Eaton is not the only former military leader who has spoken out in support of gun legislation. In 2019, a group of 13 influential retired military leaders wrote a letter to Congress, pushing it to pass the Bipartisan Background Check Act.
"Each of us has, at some point in our lives, made the choice to risk our lives for our fellow citizens and place ourselves in harm’s way," they wrote. "We were trained, we were coached, and we were prepared for the dangers that we chose to face. This is not the case for most Americans, yet they continue to face danger on the sidewalk, in their homes, at school, and at work. It is in the same spirit that led us to serve in the armed forces that we ask you, our elected leaders, to help protect the American people from gun violence here at home. We urge you to support this legislation."
Police leaders have also voiced strong support for gun legislation, which makes sense considering how much harder and more dangerous our free-for-all gun culture makes their jobs. The International Association of Chiefs of Police, the largest professional association of police leaders in the world, has a position paper that outlines the gun safety laws it supports, including firearm offender registration, waiting periods, closing the gun show loophole, banning semiautomatic assault weapons, armor-piercing ammunition, bulletproof body armor and more. The IACP states that these are “common sense policies that would assist in reducing gun violence, while upholding the second amendment.”
Yep, the largest police leader association supports banning semiautomatic assault weapons like the AR-15. Here’s what it has to say about that:
“First passed in 1994, the assault weapons ban required domestic gun manufacturers to stop production of semi-automatic assault weapons and ammunition magazines holding more than ten rounds except for military or police use. While the ban was in place, it was remarkably effective in reducing the number of crimes involving assault weapons. In the period of the ban, (1994-2004) the proportion of assault weapons traced to crimes fell by a dramatic 66 percent.”

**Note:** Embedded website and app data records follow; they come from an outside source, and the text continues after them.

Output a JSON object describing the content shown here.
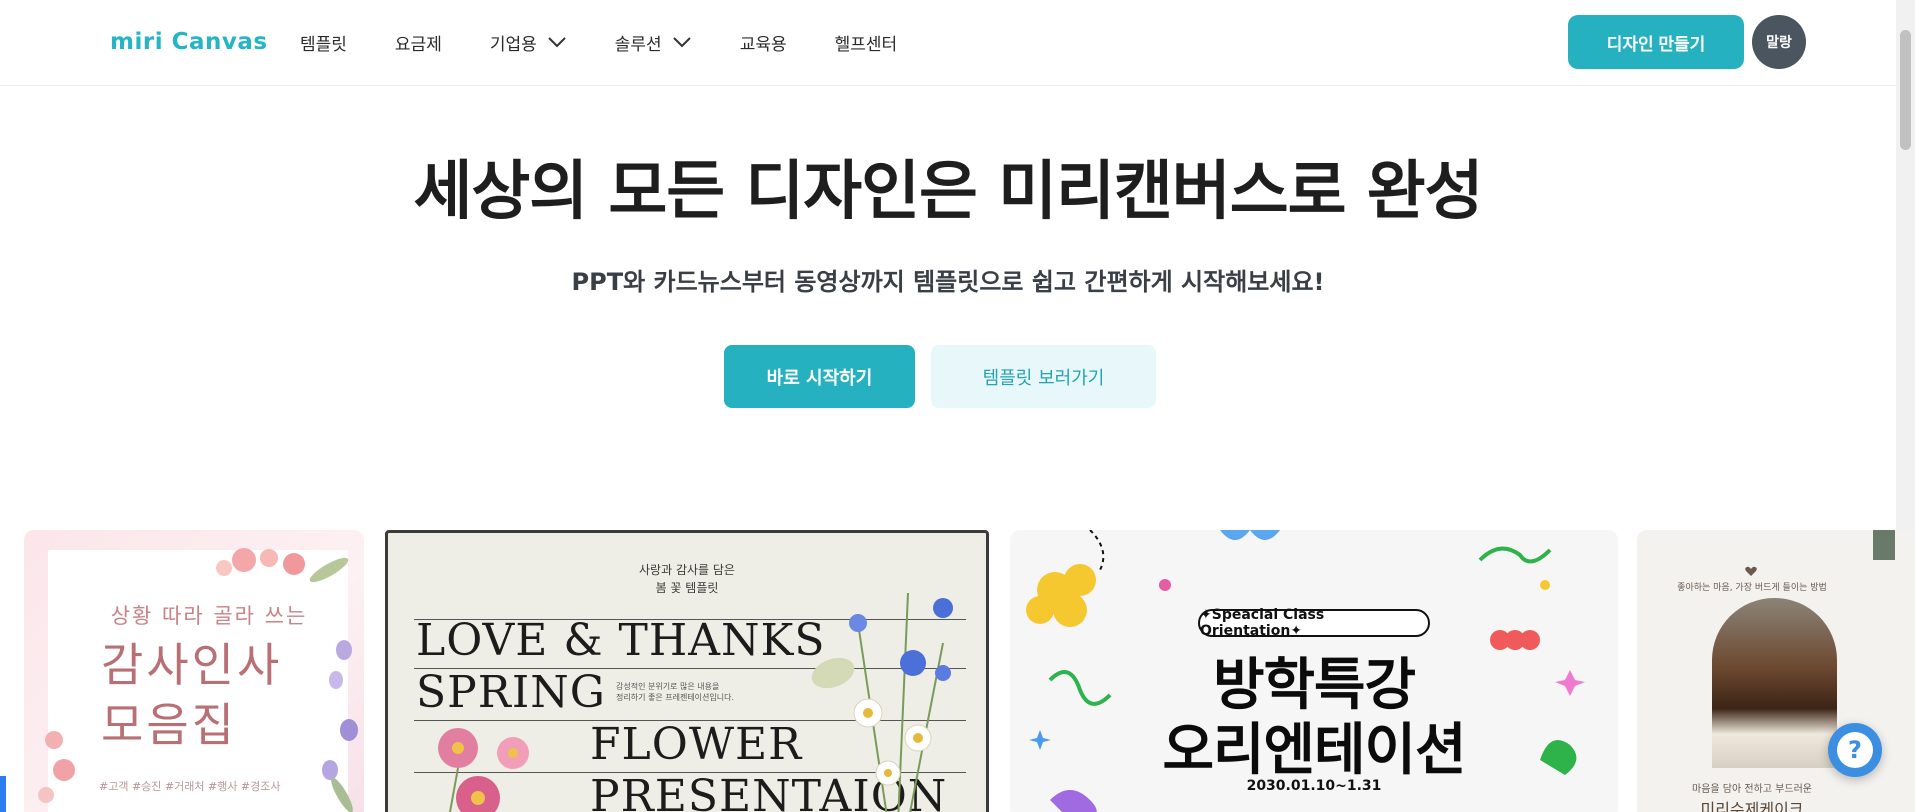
{
  "brand": {
    "logo_text": "miri Canvas",
    "accent": "#25b1bf"
  },
  "nav": {
    "items": [
      {
        "label": "템플릿",
        "dropdown": false
      },
      {
        "label": "요금제",
        "dropdown": false
      },
      {
        "label": "기업용",
        "dropdown": true
      },
      {
        "label": "솔루션",
        "dropdown": true
      },
      {
        "label": "교육용",
        "dropdown": false
      },
      {
        "label": "헬프센터",
        "dropdown": false
      }
    ],
    "make_design_label": "디자인 만들기",
    "avatar_label": "말랑"
  },
  "hero": {
    "title": "세상의 모든 디자인은 미리캔버스로 완성",
    "subtitle": "PPT와 카드뉴스부터 동영상까지 템플릿으로 쉽고 간편하게 시작해보세요!",
    "start_label": "바로 시작하기",
    "templates_label": "템플릿 보러가기"
  },
  "cards": {
    "c1": {
      "top": "상황 따라 골라 쓰는",
      "line1": "감사인사",
      "line2": "모음집",
      "tags": "#고객 #승진 #거래처 #행사 #경조사"
    },
    "c2": {
      "small1": "사랑과 감사를 담은",
      "small2": "봄 꽃 템플릿",
      "line1": "LOVE & THANKS",
      "line2": "SPRING",
      "line3": "FLOWER",
      "line4": "PRESENTAION",
      "mini1": "감성적인 분위기로 많은 내용을",
      "mini2": "정리하기 좋은 프레젠테이션입니다."
    },
    "c3": {
      "pill": "✦Speacial Class Orientation✦",
      "line1": "방학특강",
      "line2": "오리엔테이션",
      "date": "2030.01.10~1.31"
    },
    "c4": {
      "small": "좋아하는 마음, 가장 버드게 들이는 방법",
      "bottom": "마음을 담아 전하고 부드러운",
      "title": "미리수제케이크"
    }
  }
}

If those who oppose gun legislation don’t want to listen to people who don’t know enough about guns to speak authoritatively on them, that's fine. Perhaps they should listen to these military and police leaders who not only know guns inside and out, but who also have the firsthand experience on both sides of the barrel to speak authoritatively on what can help minimize America’s gun violence.